First, where does the story that you are telling end? If you were telling the story of recovering after the death of a loved one, you might choose the moment where you finally began to heal. If you were telling the story of overcoming a problem such as dyslexia, you could end with getting your first A in English class. You may also consider an ending that mirrors the beginning of your essay.
If you started with the story of being bullied, you may end your essay by talking about how you helped another person who was being bullied.
Udemy offers a course on memoir writing that could be ideal for those looking to go deeper into writing about the things that they have experienced in their lives. Be sure to check the course out so you can write the best personal essay possible. Create a Course Corporate Learning Mobile.
On the surface I think I am like most young and modern American women: I take school seriously, I have dreams and goals for the future that I am determined to make happen, and I don't expect anyone to do the hard work for me. I come from what is an increasingly normal background: What makes me different from the rest of the crowd though is how I choose to fill my time away from school Sometimes a task can seem monumental when you try to visualize the entire thing, but if you break it down into smaller goals suddenly it can become manageable.
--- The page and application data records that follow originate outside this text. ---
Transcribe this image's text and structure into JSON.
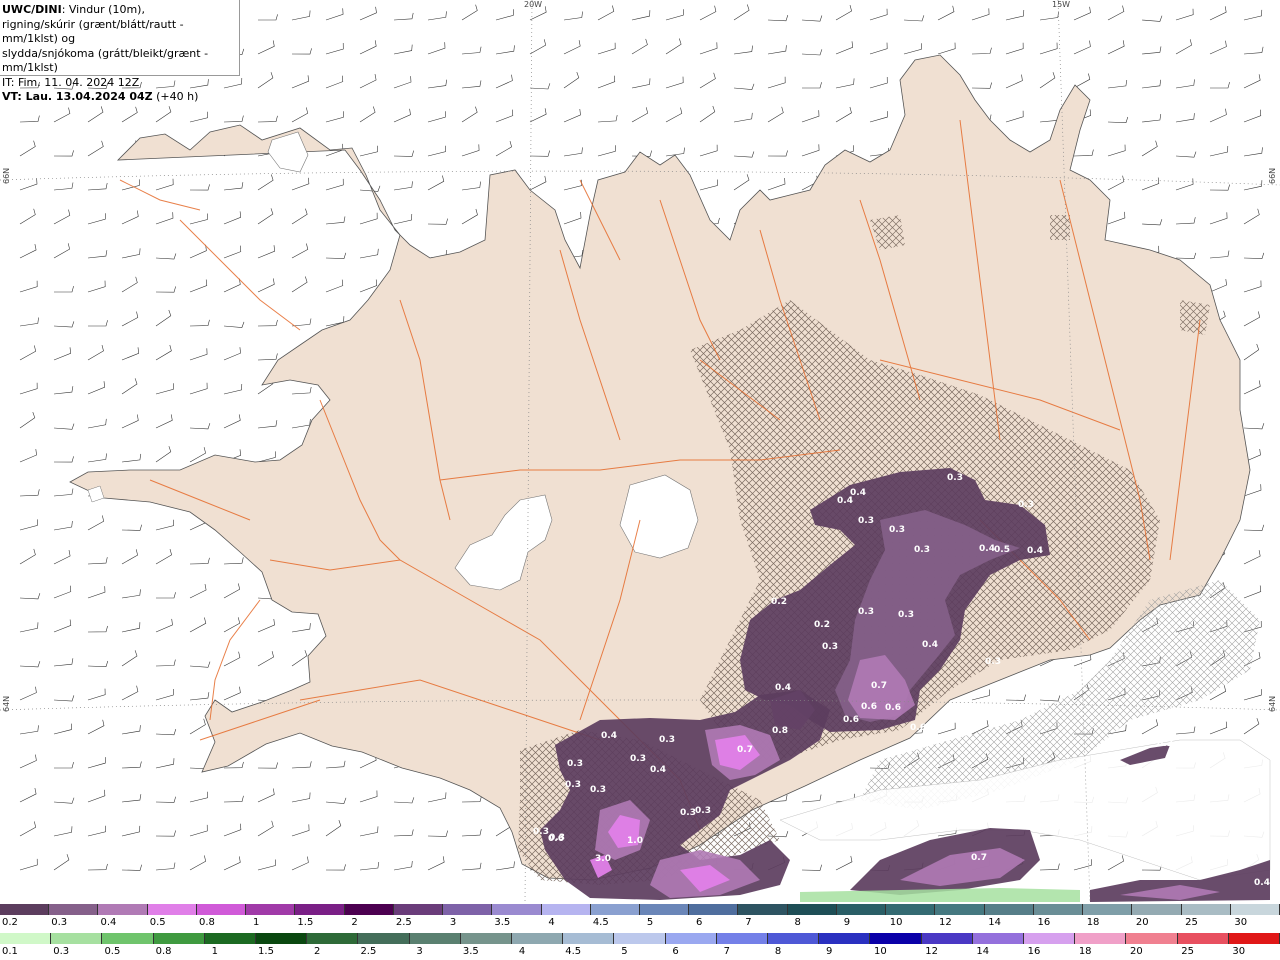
{
  "header": {
    "model": "UWC/DINI",
    "title_line1": ": Vindur (10m),",
    "title_line2": "rigning/skúrir (grænt/blátt/rautt - mm/1klst) og",
    "title_line3": "slydda/snjókoma (grátt/bleikt/grænt - mm/1klst)",
    "init_time": "IT: Fim. 11. 04. 2024 12Z",
    "valid_prefix": "VT: Lau. 13.04.2024 04Z",
    "valid_suffix": " (+40 h)"
  },
  "graticule": {
    "lon_labels": [
      "20W",
      "15W"
    ],
    "lat_labels": [
      "66N",
      "65N",
      "64N"
    ]
  },
  "precip_labels": [
    "0.3",
    "0.4",
    "0.4",
    "0.3",
    "0.3",
    "0.3",
    "0.4",
    "0.5",
    "0.4",
    "0.3",
    "0.2",
    "0.2",
    "0.3",
    "0.3",
    "0.3",
    "0.4",
    "0.3",
    "0.4",
    "0.7",
    "0.6",
    "0.6",
    "0.6",
    "0.8",
    "0.6",
    "0.7",
    "0.4",
    "0.3",
    "0.3",
    "0.4",
    "0.3",
    "0.3",
    "0.3",
    "0.3",
    "0.3",
    "0.3",
    "1.0",
    "3.0",
    "0.3",
    "0.6",
    "0.7",
    "0.4",
    "0.2"
  ],
  "legend_snow": {
    "labels": [
      "0.2",
      "0.3",
      "0.4",
      "0.5",
      "0.8",
      "1",
      "1.5",
      "2",
      "2.5",
      "3",
      "3.5",
      "4",
      "4.5",
      "5",
      "6",
      "7",
      "8",
      "9",
      "10",
      "12",
      "14",
      "16",
      "18",
      "20",
      "25",
      "30"
    ],
    "colors": [
      "#5c3d5e",
      "#85608a",
      "#b07ab5",
      "#e07fe8",
      "#d05ad8",
      "#a03aa8",
      "#7a1f86",
      "#4c0050",
      "#6a3c7a",
      "#7e62a8",
      "#9a8ad0",
      "#b6b4f0",
      "#8aa0d0",
      "#6a86b8",
      "#4f6e9e",
      "#2e5462",
      "#1e4e56",
      "#2a5e66",
      "#346a72",
      "#457880",
      "#567e88",
      "#6a8e96",
      "#7f9ea8",
      "#94aab2",
      "#a9bcc4",
      "#c8d6dc"
    ]
  },
  "legend_rain": {
    "labels": [
      "0.1",
      "0.3",
      "0.5",
      "0.8",
      "1",
      "1.5",
      "2",
      "2.5",
      "3",
      "3.5",
      "4",
      "4.5",
      "5",
      "6",
      "7",
      "8",
      "9",
      "10",
      "12",
      "14",
      "16",
      "18",
      "20",
      "25",
      "30"
    ],
    "colors": [
      "#d0f8c8",
      "#a6e0a0",
      "#6fc46c",
      "#3f9a40",
      "#1c6a22",
      "#0a4810",
      "#2e6a38",
      "#446e5a",
      "#5a8070",
      "#76948c",
      "#8ea8b0",
      "#a6bcd4",
      "#bcc8ec",
      "#9aa8f0",
      "#7480e8",
      "#4e58d6",
      "#2a30c0",
      "#0a00a8",
      "#4a38c4",
      "#9470dc",
      "#d6a0ee",
      "#f0a0c8",
      "#f08090",
      "#e85060",
      "#e01818"
    ]
  }
}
When I first started to consider going to college so that I could make a better life for myself and my daughter, I thought it was going to be almost impossible. I was working in a convenience store trying to make ends meet as a single mother, but I just knew that there was something more out there for me My father always used to say to me:
Get help each time you are going to write an essay about yourself – take these life hacks and topic examples into consideration!
Apr 22, · Personal essays may seem simple, but can be much more difficult than you think. Check out some tips and tricks to write a stellar personal exswatgd.cf: April Klazema.
Some Essential Tips On How To Write An Essay About Yourself. No matter what’s the purpose of your essay, there is a preset number of . Essays - largest database of quality sample essays and research papers on Example Essay About Myself.
The best way to write an essay about yourself is to not to make things very narrative and complex, be simple exact and easy to understand, the more simple and easy you are the more you can attract the readers,essay just does not mean compiling all your content and filling upto 5 pages of A4 it means presenting your content in a innovative. personal statement, admission essay, application essay. We offer custom writing and editing services to assist in developing your personal statement for college, graduate school, law, and medical school.